    We only know a tiny bit about this case – we don’t, for example, know when the ceiling fell down, whether the landlord was in process of fixing it or whether the family (and social worker) had been afraid to complain about it for fear of generating a revenge eviction. We don’t know whether the mother was corectly reporting that SW didn’t look in bedrooms or was unaware that the SW did in fact do so, nor whether she had been told many times by her SW ‘I am not your friend, I am your worst enemy’ but just didn’t have the same command of linguistic subtitles as the (presumably) universiey educated dudes on the hcpc and we don’t know whether the SW was consciously and productively steering a careful path down the narrow road between making it possible for some sort of loving & caring relationship between children and (at least one) parent to be maintained despite severe poverty or one one hand & on the other tearing all asunder by having the children taken into care to be separated from each other as well as from their parents and friends. I could go on…

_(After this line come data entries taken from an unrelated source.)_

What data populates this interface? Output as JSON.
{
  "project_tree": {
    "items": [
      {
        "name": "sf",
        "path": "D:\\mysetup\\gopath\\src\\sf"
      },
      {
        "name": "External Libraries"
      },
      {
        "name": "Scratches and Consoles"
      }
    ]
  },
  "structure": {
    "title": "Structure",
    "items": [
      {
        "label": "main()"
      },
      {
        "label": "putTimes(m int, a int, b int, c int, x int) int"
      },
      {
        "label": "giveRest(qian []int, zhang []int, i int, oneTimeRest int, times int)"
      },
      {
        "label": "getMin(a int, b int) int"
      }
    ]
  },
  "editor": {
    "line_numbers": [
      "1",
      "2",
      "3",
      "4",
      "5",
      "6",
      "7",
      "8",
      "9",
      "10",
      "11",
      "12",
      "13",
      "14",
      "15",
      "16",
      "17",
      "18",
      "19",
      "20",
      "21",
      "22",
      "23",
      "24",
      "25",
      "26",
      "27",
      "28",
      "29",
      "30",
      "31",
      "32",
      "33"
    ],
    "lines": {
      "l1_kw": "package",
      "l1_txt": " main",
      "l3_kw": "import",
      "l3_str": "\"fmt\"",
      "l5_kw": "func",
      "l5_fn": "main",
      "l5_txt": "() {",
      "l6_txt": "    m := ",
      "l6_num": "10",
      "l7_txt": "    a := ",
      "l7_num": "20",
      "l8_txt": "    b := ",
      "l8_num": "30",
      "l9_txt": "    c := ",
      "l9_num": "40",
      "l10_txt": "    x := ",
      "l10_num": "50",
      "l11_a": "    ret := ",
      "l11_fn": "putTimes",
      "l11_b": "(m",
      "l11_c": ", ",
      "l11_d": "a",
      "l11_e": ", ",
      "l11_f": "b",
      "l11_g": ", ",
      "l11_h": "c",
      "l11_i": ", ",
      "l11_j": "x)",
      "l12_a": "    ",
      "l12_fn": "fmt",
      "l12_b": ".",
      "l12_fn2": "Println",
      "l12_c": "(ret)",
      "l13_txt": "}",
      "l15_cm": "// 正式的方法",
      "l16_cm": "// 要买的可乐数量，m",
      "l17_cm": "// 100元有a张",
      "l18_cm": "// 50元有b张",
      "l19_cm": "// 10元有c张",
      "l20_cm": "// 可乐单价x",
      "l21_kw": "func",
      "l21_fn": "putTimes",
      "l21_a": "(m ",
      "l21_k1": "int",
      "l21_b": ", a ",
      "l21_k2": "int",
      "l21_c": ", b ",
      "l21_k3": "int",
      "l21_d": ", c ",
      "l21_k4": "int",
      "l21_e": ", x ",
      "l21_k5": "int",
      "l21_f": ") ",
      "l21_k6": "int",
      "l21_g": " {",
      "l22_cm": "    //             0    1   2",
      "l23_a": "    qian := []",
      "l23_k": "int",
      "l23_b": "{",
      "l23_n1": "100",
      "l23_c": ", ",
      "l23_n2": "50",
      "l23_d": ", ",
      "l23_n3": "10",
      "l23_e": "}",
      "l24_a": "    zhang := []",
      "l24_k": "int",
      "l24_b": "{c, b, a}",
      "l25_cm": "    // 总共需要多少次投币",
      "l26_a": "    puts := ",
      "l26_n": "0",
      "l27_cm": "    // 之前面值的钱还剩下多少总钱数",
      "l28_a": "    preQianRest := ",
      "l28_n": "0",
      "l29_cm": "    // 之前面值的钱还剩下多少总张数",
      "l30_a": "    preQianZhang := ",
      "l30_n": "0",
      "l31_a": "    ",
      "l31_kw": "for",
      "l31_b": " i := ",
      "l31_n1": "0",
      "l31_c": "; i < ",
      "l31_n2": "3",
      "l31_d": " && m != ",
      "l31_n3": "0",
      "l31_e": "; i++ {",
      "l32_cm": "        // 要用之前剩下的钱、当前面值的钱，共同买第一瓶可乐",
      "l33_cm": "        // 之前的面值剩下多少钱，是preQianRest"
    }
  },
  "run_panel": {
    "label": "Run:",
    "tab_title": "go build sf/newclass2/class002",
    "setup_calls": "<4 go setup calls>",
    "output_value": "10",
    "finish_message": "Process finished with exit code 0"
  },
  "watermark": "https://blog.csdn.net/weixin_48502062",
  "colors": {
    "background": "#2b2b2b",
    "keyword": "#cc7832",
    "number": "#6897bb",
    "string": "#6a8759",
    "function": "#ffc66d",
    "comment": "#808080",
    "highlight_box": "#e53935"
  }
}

    What we do know however is that taking children into ‘Care’ is not and can not be a standard national solution to poverty – there are not enough foster carers.

    We also know that the hcpc love to blame social workers rather than address the systemic & societal problems because they have to be seen to do ‘something’ and that is what they find easiest.

    And we know that the latter has the potential to do far more harm than one social worker falling below her own normal standards in one case.

  16. Kashawna Taylor February 12, 2017 at 8:23 am #

    I’m studying to be a social worker at the moment. I don’t see why there is so much hostility towards the HCPC. We are taught that it is there to protect us as well as provide transparency around our profession. I am being naive then ?

  17. David David February 13, 2017 at 4:30 pm #

    Question: if the assessment was 18 months overdue, how were the children “under child protection plans due to neglect concerns”? What was being assessed if the children were already on CP plans?
    Question: the HCPC relies on manager’s supervision notes to say that the SW never raised the question of a high caseload as an issue. However, this is the same manager that allegedly failed to flag up the fact that the assessment was 18 months overdue. So, how can anyone rely on that manager’s supervision notes?